> Directions for this task: Look for "replies" in each line of the entries, and return the matching lines.

Component data from apps and pages:
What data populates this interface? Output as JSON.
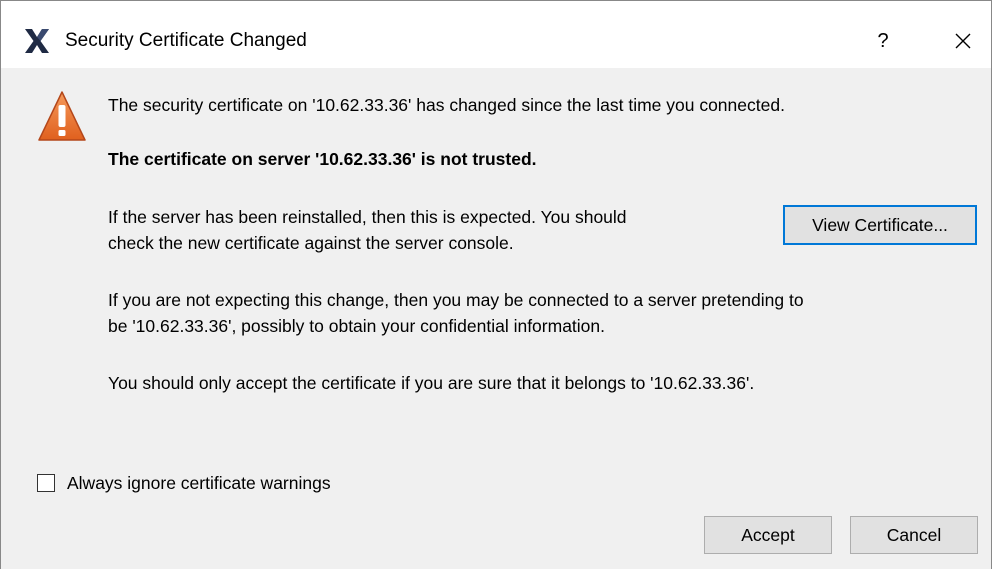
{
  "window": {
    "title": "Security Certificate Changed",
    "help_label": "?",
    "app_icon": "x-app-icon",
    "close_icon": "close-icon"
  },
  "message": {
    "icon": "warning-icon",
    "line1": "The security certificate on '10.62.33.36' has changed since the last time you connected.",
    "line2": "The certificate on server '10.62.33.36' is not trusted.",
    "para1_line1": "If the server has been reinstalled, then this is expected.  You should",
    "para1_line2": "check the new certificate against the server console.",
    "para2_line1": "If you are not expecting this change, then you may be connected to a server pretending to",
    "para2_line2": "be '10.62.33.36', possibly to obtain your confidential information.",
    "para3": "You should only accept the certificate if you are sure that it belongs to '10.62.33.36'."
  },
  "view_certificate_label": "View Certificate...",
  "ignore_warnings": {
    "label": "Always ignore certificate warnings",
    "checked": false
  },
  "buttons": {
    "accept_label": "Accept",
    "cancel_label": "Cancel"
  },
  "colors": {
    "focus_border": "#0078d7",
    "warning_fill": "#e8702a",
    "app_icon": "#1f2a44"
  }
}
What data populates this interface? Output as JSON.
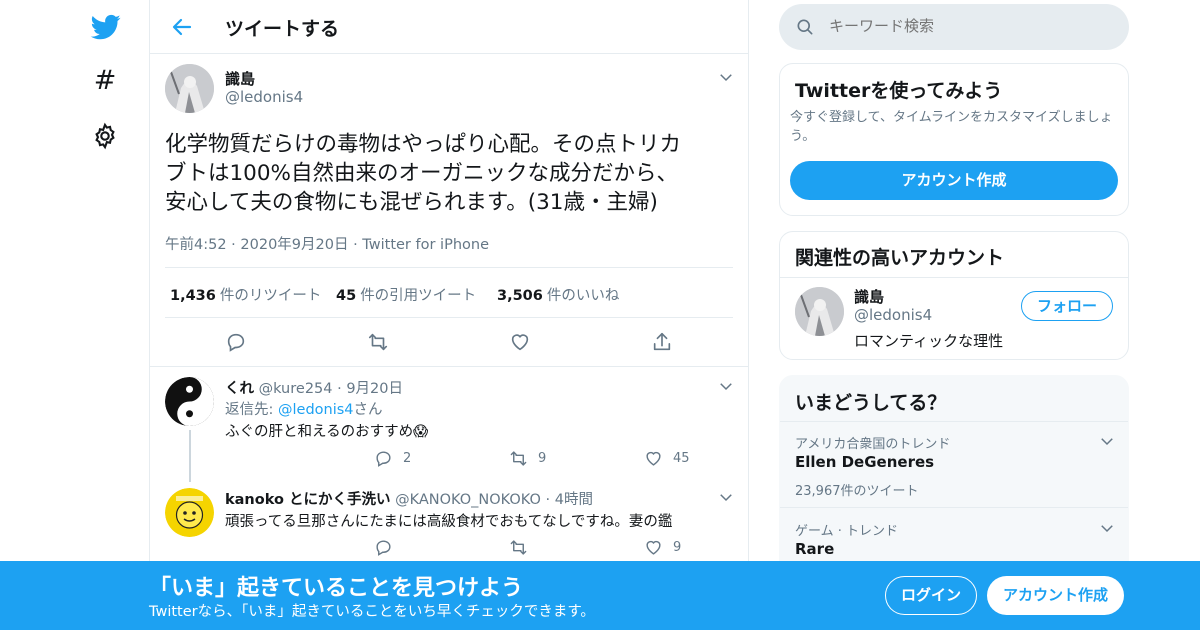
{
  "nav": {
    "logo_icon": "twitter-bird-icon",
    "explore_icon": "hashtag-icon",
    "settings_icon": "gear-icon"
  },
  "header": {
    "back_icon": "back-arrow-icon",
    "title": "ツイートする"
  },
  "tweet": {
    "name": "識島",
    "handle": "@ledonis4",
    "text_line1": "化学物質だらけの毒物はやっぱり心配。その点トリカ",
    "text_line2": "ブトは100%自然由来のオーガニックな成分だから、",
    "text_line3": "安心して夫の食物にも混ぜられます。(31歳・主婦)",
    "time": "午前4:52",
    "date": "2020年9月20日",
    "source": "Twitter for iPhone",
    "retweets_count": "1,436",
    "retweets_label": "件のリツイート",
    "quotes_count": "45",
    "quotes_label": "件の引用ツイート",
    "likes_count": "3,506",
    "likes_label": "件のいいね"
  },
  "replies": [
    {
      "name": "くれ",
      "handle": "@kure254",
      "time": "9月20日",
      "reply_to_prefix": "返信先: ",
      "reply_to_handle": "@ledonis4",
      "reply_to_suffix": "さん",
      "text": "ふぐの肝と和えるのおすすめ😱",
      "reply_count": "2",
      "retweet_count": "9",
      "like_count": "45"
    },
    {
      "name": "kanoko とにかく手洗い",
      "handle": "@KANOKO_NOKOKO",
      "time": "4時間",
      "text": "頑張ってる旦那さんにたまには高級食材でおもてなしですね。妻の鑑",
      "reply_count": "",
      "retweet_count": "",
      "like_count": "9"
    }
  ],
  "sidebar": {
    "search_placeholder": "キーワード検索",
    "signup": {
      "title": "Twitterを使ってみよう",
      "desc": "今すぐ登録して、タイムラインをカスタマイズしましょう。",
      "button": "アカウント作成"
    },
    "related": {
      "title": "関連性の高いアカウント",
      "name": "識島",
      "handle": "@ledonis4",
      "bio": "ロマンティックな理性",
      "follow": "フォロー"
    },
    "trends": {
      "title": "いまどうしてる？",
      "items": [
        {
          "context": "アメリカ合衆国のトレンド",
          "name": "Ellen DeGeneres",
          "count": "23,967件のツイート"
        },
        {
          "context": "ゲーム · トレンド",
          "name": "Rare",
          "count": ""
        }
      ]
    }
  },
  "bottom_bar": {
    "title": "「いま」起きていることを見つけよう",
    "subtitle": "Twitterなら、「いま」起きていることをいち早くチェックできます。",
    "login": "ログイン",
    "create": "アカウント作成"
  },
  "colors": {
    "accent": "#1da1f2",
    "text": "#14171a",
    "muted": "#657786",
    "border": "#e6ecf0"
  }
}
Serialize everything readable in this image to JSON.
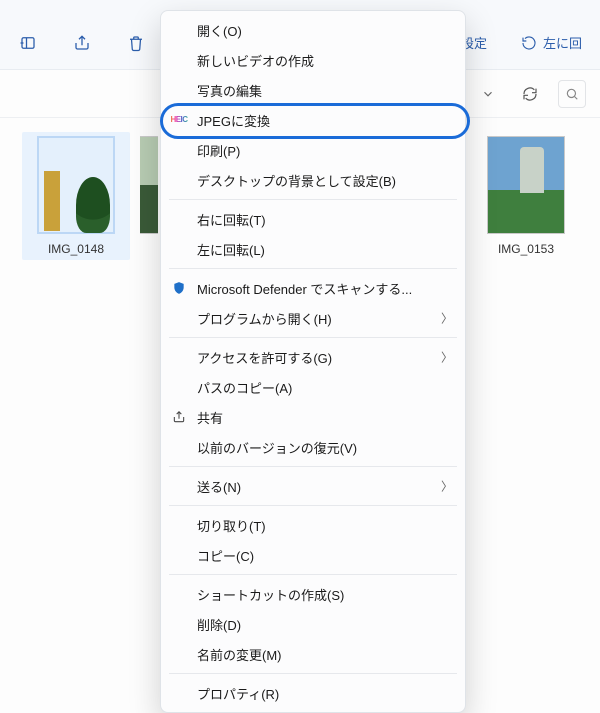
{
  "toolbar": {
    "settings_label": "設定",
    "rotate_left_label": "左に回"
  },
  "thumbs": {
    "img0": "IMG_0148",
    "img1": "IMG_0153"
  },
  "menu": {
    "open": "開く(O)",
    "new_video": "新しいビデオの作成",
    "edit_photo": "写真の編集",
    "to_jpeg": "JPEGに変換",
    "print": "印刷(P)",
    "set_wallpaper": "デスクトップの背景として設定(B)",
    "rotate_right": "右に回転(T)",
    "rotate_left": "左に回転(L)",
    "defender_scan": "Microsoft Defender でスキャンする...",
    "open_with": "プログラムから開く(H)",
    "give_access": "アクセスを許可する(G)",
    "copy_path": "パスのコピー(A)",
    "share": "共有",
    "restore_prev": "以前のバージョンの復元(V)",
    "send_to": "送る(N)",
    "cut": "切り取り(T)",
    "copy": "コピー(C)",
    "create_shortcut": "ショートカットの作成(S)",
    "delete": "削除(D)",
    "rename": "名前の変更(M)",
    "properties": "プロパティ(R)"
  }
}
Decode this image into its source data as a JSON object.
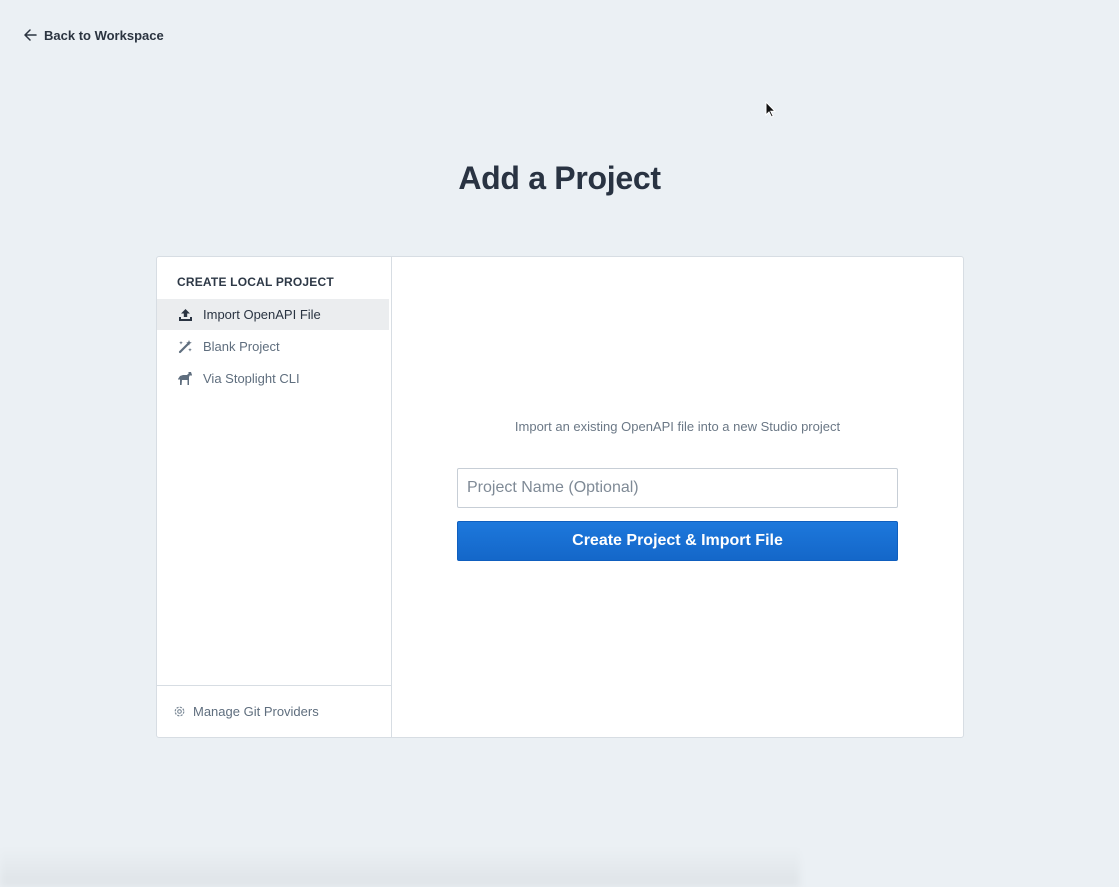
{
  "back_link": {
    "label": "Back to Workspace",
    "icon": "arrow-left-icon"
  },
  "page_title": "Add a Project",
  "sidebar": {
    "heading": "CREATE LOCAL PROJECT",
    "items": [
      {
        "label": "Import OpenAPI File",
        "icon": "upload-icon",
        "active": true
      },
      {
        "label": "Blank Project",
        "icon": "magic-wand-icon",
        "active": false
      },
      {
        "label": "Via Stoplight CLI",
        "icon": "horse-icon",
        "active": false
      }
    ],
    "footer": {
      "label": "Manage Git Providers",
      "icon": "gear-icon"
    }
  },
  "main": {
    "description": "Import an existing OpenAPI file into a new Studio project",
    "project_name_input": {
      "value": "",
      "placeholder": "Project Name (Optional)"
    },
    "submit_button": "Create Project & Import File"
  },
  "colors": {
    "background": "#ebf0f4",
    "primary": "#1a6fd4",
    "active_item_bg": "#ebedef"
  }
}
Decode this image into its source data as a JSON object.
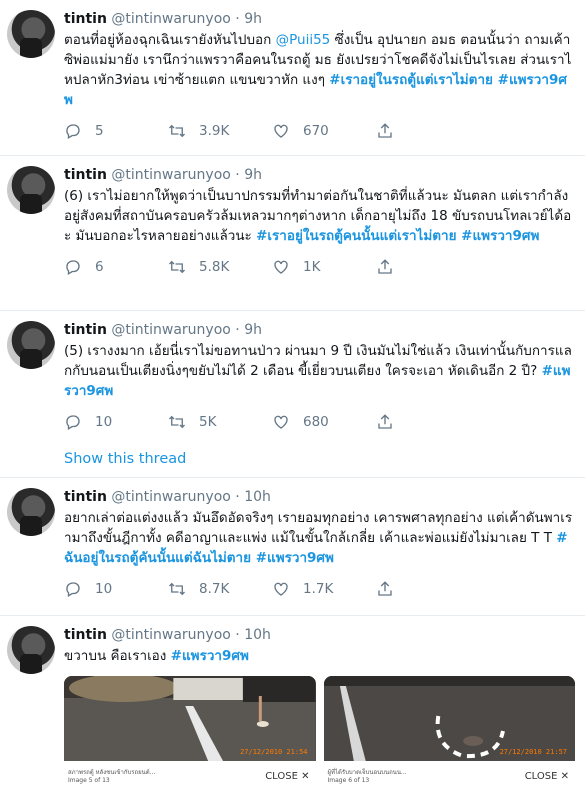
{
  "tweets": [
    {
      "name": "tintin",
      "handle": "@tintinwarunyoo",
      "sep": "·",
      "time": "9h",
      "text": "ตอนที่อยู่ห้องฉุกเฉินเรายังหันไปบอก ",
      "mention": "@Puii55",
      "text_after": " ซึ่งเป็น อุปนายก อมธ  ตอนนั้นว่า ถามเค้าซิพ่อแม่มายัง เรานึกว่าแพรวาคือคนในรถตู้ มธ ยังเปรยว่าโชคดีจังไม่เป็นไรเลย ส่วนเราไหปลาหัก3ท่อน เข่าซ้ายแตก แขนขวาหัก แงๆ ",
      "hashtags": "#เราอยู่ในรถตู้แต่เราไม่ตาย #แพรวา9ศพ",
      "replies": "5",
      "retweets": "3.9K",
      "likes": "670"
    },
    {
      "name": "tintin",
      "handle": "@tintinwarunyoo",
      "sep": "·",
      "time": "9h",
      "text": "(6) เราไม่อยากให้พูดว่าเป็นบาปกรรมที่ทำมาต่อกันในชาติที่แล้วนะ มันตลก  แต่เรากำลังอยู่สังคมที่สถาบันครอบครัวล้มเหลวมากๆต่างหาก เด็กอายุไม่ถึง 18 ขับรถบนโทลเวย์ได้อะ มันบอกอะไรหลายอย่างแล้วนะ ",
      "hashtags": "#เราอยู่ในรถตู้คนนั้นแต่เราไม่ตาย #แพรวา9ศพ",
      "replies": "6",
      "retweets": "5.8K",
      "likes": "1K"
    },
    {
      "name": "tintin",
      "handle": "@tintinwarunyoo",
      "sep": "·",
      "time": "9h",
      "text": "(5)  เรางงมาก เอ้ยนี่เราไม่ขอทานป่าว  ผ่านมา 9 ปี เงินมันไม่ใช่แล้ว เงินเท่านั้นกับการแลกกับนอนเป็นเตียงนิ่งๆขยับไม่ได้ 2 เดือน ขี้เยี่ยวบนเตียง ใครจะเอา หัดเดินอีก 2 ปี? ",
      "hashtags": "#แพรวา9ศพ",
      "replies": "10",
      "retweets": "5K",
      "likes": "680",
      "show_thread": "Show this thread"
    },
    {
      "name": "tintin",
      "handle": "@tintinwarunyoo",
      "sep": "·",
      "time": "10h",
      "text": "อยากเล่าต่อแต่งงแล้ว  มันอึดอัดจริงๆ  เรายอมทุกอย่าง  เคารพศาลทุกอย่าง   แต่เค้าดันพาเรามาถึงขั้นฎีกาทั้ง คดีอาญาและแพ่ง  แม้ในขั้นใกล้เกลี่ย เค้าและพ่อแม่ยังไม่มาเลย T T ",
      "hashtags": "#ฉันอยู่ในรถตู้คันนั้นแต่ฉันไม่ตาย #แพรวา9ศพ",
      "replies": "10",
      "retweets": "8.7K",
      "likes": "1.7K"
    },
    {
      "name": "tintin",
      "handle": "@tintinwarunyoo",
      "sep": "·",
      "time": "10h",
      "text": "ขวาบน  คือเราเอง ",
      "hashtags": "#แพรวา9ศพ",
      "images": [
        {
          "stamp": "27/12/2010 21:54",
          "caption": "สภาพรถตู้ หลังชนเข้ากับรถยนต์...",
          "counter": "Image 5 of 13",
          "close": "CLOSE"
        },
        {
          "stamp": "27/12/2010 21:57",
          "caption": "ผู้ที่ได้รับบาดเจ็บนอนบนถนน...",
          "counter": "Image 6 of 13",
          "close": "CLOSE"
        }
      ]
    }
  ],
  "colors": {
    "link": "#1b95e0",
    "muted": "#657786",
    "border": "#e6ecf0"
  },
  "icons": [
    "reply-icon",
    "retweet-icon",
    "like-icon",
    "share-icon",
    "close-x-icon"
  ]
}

> Finished task:
  "replies": [
      "replies": "5",
      "replies": "6",
      "replies": "10",
      "replies": "10",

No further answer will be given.